The head should not be tilted back, nor the tail bone jutted out. To do so causes the spine to lock, thereby creating tension in the spine. The goal is to remove all tension from the body.

In the very beginning (perhaps the first 2 or three training sessions), it is acceptable for the student to look down occasionally in order to check their stances and make sure that their foot positions are correct. However, as soon as possible this practice should be discouraged, before it becomes a habit. Look for the student’s eyes being up and looking straight ahead at eye level, never down at the floor or at the feet. The student should not “watch” their feet to check stances; they should be “feeling” their stances. This is one step towards developing “body awareness.”

The face should point towards the opponent’s solar plexus and the eyes should point towards the opponent’s eyes. This will align the neck properly with the spine, and protect the throat area at the same time.

When moving in the crescent step, the hips move first, followed by the knees and then the foot. The ball of the foot remains in contact with the floor and “glides” into place. The entire step, forwards or back, should be done in one smooth, continual movement (no hesitation).

In moving from one position to the next, the head level should remain the same. It should not bob up and down. The idea is to move as if moving under a board that is about 1 to 2 inches lower than head level. If you bob upwards, your head hits the board; you want to “glide” smoothly underneath. The key to this is in keeping the hips low and the knees bent (centered).

The Isshin‑ryu fist position MUST be correct. The thumb is on top of the fist. When punching, the wrist must be bent slightly downward, so that the first two knuckles are prominent.

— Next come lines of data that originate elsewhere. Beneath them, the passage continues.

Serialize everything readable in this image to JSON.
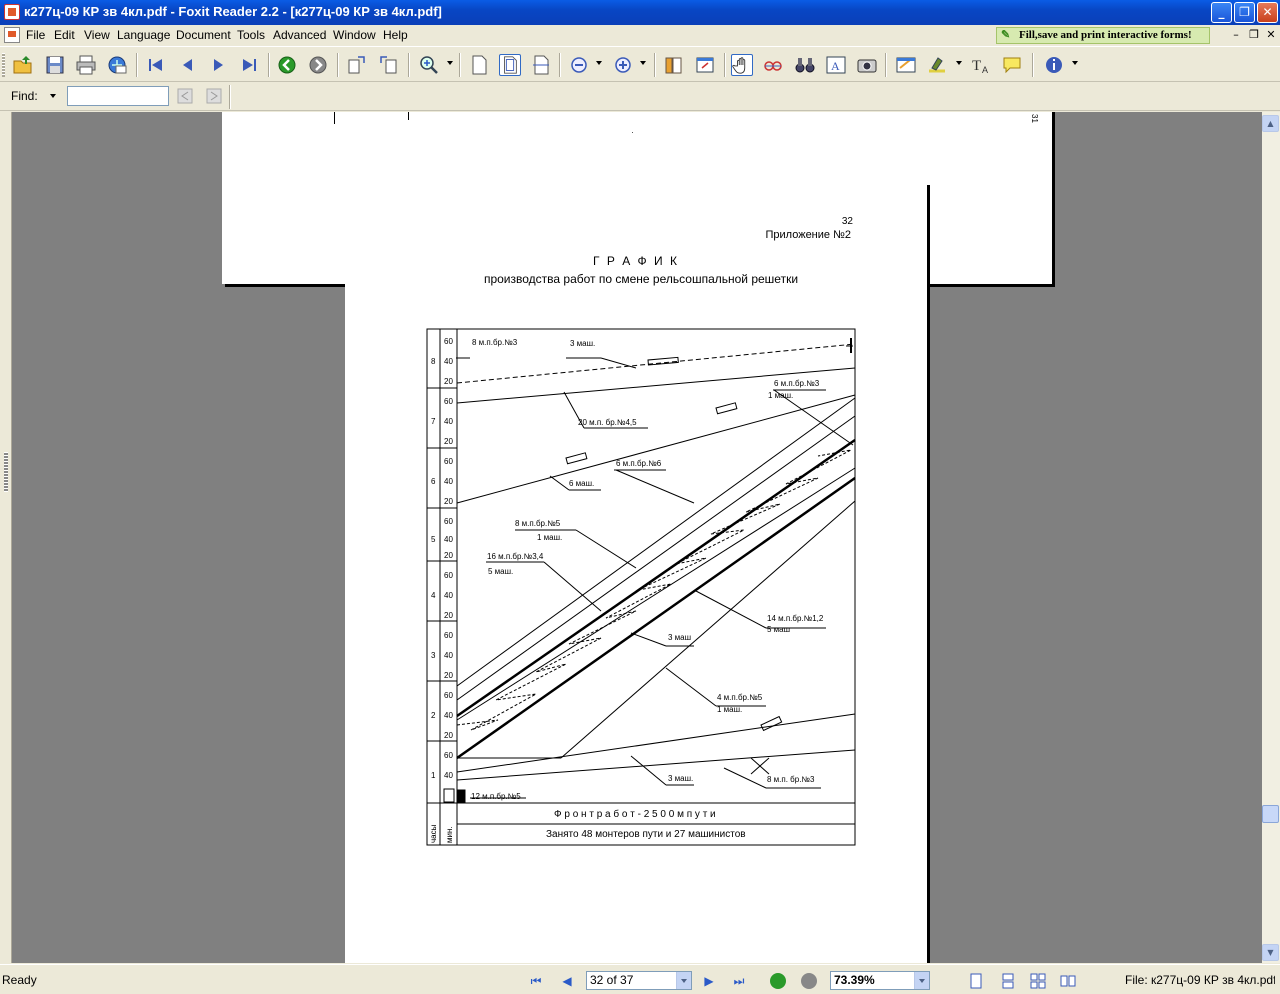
{
  "window": {
    "title": "к277ц-09 КР зв 4кл.pdf - Foxit Reader 2.2 - [к277ц-09 КР зв 4кл.pdf]"
  },
  "menu": {
    "items": [
      "File",
      "Edit",
      "View",
      "Language",
      "Document",
      "Tools",
      "Advanced",
      "Window",
      "Help"
    ]
  },
  "promo": {
    "text": "Fill,save and print interactive forms!"
  },
  "find": {
    "label": "Find:",
    "value": ""
  },
  "document": {
    "prev_page_number": "31",
    "page_number": "32",
    "appendix": "Приложение №2",
    "title": "Г Р А Ф И К",
    "subtitle": "производства работ по смене рельсошпальной решетки",
    "chart": {
      "hour_labels": [
        "8",
        "7",
        "6",
        "5",
        "4",
        "3",
        "2",
        "1"
      ],
      "minute_ticks": [
        [
          "60",
          "40",
          "20"
        ],
        [
          "60",
          "40",
          "20"
        ],
        [
          "60",
          "40",
          "20"
        ],
        [
          "60",
          "40",
          "20"
        ],
        [
          "60",
          "40",
          "20"
        ],
        [
          "60",
          "40",
          "20"
        ],
        [
          "60",
          "40",
          "20"
        ],
        [
          "60",
          "40"
        ]
      ],
      "axis_hours": "часы",
      "axis_minutes": "мин.",
      "front": "Ф р о н т   р а б о т  - 2 5 0 0  м   п у т и",
      "staff": "Занято  48  монтеров пути и  27  машинистов",
      "annotations": [
        "8 м.п.бр.№3",
        "3 маш.",
        "6 м.п.бр.№3",
        "1 маш.",
        "20 м.п. бр.№4,5",
        "6 м.п.бр.№6",
        "6 маш.",
        "8 м.п.бр.№5",
        "1 маш.",
        "16 м.п.бр.№3,4",
        "5 маш.",
        "14 м.п.бр.№1,2",
        "5 маш",
        "3 маш",
        "4 м.п.бр.№5",
        "1 маш.",
        "3 маш.",
        "8 м.п. бр.№3",
        "12 м.п.бр.№5"
      ]
    }
  },
  "status": {
    "text": "Ready",
    "page": "32 of 37",
    "zoom": "73.39%",
    "file": "File: к277ц-09 КР зв 4кл.pdf [8"
  },
  "colors": {
    "titlebar": "#0a4fd6",
    "chrome": "#ece9d8",
    "workspace": "#808080",
    "promo": "#d7eab0"
  }
}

In the chambered position with the hands, the fists should be mounted on the hips (on the belt), with the elbows pulled back fully against the body. Do not allow the elbows to stick out, i.e., “chicken wings.” The shoulders should not ride up. Pull the shoulders down and “relax.” (Note: Most people will do anything but “relax” at this point. This will feel very awkward and uncomfortable to them for a long time. However, this is a necessary step and MUST be done. This position ensures that the proper mechanics are in place.)

In kicking techniques, all kicks should return to the chamber position, and held for a second, before returning the foot to the ground. The kick should never be allowed to simply drop to the floor. Learn to set the foot down when you want to, not when you have to.

When throwing front snap kicks, make sure that the students do not strike with the flat part of the bottom of the foot. Instead, make sure the students point the foot down, pull the toes back and strike with the ball of the foot. The flat part of the foot causes the impact of the kick to dissipate. The ball of the foot causes the impact of the foot to penetrate. Penetration as opposed to dissipation is the key.

The MOST important element is correct breathing. This must be established early and reinforced forever. Inhale through the nose on preparatory movements and exhale through the mouth on execution of techniques. The breathing needs to be audible, so that the instructor can hear, and know for certain, that the student is breathing correctly. The instructor needs to make sure that the student is never holding their breath. Breathing must be steady and above all, constant. This is crucial; it must be enforced for a long period of time, and must never be overlooked.

LISTEN for: 1) correct breathing and 2) the snap of the gi on all techniques, and 3) good kiai.

LOOK for: 1) correct stances, 2) good posture and balance, 3) correct placement – hitting the correct targets, 4) correct form, including proper fist position, and 5) good eye focus.